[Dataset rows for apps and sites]
= Beginning of Section =

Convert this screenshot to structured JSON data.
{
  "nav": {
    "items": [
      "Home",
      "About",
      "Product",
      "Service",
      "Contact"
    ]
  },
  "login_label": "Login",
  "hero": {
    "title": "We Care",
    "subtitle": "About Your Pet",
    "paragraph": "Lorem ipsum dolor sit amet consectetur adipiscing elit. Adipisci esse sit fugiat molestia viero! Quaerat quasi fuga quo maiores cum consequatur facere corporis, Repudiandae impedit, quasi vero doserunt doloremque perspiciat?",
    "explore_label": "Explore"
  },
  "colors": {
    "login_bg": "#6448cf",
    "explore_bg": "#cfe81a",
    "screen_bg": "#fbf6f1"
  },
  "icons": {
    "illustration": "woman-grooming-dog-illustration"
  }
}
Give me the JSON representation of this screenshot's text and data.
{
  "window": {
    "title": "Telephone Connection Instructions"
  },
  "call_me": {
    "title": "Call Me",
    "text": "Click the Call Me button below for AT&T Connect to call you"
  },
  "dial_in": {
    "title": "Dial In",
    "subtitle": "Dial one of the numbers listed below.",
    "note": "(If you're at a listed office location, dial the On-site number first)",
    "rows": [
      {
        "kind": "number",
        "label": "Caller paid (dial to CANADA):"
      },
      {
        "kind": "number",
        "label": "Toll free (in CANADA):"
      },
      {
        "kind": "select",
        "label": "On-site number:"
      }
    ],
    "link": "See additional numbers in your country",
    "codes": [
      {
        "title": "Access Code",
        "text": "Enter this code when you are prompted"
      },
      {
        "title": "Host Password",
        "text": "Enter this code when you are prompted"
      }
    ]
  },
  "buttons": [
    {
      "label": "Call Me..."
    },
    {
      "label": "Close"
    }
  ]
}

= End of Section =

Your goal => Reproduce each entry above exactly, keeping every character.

Result of the exercise =>
Convert this screenshot to structured JSON data.
{
  "nav": {
    "items": [
      "Home",
      "About",
      "Product",
      "Service",
      "Contact"
    ]
  },
  "login_label": "Login",
  "hero": {
    "title": "We Care",
    "subtitle": "About Your Pet",
    "paragraph": "Lorem ipsum dolor sit amet consectetur adipiscing elit. Adipisci esse sit fugiat molestia viero! Quaerat quasi fuga quo maiores cum consequatur facere corporis, Repudiandae impedit, quasi vero doserunt doloremque perspiciat?",
    "explore_label": "Explore"
  },
  "colors": {
    "login_bg": "#6448cf",
    "explore_bg": "#cfe81a",
    "screen_bg": "#fbf6f1"
  },
  "icons": {
    "illustration": "woman-grooming-dog-illustration"
  }
}
Give me the JSON representation of this screenshot's text and data.
{
  "window": {
    "title": "Telephone Connection Instructions"
  },
  "call_me": {
    "title": "Call Me",
    "text": "Click the Call Me button below for AT&T Connect to call you"
  },
  "dial_in": {
    "title": "Dial In",
    "subtitle": "Dial one of the numbers listed below.",
    "note": "(If you're at a listed office location, dial the On-site number first)",
    "rows": [
      {
        "kind": "number",
        "label": "Caller paid (dial to CANADA):"
      },
      {
        "kind": "number",
        "label": "Toll free (in CANADA):"
      },
      {
        "kind": "select",
        "label": "On-site number:"
      }
    ],
    "link": "See additional numbers in your country",
    "codes": [
      {
        "title": "Access Code",
        "text": "Enter this code when you are prompted"
      },
      {
        "title": "Host Password",
        "text": "Enter this code when you are prompted"
      }
    ]
  },
  "buttons": [
    {
      "label": "Call Me..."
    },
    {
      "label": "Close"
    }
  ]
}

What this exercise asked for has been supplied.